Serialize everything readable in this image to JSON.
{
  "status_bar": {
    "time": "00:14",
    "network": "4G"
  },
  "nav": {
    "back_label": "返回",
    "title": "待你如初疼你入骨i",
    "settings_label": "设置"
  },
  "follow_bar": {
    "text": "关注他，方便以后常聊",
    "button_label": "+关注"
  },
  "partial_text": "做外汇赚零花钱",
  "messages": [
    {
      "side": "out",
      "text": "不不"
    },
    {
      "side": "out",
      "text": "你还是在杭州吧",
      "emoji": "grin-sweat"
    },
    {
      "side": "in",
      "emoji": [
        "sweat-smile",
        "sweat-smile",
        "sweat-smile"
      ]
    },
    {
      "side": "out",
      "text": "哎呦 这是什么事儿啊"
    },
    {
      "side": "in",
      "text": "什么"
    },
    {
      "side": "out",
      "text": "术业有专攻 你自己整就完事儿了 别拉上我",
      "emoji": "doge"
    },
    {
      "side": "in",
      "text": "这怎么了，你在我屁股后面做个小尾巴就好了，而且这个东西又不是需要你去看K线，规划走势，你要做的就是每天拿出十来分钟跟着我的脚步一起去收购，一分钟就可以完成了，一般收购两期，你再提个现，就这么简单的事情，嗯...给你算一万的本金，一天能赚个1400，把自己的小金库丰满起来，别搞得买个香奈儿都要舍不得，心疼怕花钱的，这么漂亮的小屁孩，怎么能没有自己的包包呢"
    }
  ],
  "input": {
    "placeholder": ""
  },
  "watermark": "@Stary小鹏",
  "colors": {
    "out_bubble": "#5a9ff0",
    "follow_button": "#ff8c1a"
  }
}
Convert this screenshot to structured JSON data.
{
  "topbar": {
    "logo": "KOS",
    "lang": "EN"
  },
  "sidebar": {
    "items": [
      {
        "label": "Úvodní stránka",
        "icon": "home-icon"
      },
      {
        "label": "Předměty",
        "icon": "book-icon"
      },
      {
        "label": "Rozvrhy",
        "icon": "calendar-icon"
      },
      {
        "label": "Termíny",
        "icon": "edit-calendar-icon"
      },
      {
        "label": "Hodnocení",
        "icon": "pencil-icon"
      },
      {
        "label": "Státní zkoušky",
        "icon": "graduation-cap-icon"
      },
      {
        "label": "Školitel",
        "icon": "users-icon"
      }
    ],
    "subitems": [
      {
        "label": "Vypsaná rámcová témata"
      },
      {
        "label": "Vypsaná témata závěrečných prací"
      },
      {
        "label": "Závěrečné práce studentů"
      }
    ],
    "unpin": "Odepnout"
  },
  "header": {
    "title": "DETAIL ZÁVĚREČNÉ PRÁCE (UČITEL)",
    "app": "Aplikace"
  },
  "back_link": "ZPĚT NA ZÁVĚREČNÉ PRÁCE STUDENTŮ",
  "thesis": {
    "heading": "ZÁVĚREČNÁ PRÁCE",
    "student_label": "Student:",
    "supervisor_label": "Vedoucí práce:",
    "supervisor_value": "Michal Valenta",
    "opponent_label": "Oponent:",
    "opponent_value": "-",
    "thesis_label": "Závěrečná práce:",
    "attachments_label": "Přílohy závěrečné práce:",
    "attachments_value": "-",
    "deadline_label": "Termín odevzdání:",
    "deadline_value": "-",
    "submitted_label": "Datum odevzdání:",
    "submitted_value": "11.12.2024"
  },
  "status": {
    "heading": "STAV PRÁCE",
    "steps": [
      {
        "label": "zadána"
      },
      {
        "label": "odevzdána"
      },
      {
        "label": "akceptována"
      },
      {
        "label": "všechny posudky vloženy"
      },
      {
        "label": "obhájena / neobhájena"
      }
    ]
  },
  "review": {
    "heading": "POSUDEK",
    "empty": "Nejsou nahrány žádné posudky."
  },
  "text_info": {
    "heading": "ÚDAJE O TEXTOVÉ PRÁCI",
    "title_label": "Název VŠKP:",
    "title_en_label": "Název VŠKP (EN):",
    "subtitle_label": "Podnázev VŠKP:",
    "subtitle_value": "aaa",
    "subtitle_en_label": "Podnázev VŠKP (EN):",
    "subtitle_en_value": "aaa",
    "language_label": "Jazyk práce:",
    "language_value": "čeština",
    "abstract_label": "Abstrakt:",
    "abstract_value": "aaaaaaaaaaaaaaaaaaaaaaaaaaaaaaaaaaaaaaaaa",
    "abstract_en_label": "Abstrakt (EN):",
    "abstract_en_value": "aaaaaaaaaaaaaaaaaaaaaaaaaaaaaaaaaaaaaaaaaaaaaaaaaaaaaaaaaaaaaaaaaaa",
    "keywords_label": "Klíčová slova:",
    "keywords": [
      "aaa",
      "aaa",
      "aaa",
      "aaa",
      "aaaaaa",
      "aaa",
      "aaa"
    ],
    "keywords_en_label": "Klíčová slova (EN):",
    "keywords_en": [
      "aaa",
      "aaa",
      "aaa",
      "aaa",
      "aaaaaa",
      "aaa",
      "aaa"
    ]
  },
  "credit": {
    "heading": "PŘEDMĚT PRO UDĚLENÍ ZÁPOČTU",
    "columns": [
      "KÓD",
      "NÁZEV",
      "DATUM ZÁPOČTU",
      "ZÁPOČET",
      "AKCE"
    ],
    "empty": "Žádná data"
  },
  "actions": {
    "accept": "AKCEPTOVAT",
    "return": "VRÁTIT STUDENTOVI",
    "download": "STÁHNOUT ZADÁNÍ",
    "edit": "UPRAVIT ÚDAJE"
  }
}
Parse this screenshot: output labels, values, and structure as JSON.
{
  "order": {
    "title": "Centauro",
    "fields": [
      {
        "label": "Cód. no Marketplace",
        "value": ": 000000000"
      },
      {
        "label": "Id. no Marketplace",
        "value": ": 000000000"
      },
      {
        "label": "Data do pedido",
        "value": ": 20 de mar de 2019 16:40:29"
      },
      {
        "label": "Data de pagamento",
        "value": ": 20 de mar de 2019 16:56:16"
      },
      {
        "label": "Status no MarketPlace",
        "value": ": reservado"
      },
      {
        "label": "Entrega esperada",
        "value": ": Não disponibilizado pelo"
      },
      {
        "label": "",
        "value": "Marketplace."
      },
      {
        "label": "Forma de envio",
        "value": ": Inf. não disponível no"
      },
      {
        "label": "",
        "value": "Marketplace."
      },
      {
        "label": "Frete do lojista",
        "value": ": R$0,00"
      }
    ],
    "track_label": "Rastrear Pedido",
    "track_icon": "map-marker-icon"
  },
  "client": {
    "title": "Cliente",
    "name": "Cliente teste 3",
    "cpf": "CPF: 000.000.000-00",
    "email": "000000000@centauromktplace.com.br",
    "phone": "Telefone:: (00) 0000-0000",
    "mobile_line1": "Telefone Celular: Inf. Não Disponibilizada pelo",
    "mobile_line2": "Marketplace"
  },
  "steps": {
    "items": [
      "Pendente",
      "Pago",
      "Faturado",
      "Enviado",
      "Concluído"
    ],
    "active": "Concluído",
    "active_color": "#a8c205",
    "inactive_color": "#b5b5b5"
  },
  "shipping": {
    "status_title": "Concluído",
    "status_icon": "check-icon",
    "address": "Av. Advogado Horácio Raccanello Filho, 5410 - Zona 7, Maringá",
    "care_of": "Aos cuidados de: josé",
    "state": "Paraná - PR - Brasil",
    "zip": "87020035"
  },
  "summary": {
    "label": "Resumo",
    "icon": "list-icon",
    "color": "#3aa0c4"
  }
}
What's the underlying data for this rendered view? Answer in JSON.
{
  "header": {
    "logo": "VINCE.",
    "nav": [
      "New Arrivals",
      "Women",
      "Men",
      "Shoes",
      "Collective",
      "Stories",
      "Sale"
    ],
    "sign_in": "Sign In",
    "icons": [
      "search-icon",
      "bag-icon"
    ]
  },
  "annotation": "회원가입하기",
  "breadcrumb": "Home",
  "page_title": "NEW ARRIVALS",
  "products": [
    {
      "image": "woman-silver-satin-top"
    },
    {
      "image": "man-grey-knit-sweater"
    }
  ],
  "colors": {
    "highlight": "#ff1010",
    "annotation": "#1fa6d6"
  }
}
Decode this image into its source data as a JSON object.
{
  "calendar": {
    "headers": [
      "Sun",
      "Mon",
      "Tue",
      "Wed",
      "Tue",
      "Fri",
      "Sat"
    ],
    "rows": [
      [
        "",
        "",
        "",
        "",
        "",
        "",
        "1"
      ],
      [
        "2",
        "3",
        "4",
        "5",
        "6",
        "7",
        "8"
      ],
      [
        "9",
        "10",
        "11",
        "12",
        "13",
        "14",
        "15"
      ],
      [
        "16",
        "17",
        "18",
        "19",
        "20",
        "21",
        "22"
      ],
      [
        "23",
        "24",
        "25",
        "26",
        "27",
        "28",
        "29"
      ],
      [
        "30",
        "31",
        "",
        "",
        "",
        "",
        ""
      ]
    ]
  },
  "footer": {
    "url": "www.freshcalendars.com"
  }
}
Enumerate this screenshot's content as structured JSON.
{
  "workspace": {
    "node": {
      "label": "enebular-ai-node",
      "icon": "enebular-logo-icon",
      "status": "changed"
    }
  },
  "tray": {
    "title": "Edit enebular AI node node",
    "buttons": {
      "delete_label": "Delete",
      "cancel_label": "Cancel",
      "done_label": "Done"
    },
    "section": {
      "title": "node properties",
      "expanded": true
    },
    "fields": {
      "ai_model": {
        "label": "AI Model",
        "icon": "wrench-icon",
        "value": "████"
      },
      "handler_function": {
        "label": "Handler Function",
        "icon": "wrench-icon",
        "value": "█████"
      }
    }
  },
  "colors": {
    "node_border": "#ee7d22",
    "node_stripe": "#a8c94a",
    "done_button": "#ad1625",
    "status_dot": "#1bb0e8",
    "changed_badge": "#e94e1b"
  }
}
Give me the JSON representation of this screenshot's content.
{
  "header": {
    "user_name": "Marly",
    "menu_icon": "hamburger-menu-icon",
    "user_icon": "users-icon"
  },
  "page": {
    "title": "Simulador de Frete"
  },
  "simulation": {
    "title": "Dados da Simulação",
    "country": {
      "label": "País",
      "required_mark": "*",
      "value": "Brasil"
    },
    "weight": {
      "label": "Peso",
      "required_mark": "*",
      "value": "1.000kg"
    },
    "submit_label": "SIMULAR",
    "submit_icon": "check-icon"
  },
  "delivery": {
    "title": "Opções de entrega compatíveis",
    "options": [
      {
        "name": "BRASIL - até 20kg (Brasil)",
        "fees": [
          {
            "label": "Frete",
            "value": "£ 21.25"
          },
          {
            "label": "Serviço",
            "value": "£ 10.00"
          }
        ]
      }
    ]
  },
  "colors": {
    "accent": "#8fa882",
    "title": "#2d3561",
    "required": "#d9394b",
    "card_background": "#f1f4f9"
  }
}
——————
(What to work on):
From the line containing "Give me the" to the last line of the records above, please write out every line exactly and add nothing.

(Exercise response):
Give me the JSON representation of this screenshot's content.
{
  "header": {
    "user_name": "Marly",
    "menu_icon": "hamburger-menu-icon",
    "user_icon": "users-icon"
  },
  "page": {
    "title": "Simulador de Frete"
  },
  "simulation": {
    "title": "Dados da Simulação",
    "country": {
      "label": "País",
      "required_mark": "*",
      "value": "Brasil"
    },
    "weight": {
      "label": "Peso",
      "required_mark": "*",
      "value": "1.000kg"
    },
    "submit_label": "SIMULAR",
    "submit_icon": "check-icon"
  },
  "delivery": {
    "title": "Opções de entrega compatíveis",
    "options": [
      {
        "name": "BRASIL - até 20kg (Brasil)",
        "fees": [
          {
            "label": "Frete",
            "value": "£ 21.25"
          },
          {
            "label": "Serviço",
            "value": "£ 10.00"
          }
        ]
      }
    ]
  },
  "colors": {
    "accent": "#8fa882",
    "title": "#2d3561",
    "required": "#d9394b",
    "card_background": "#f1f4f9"
  }
}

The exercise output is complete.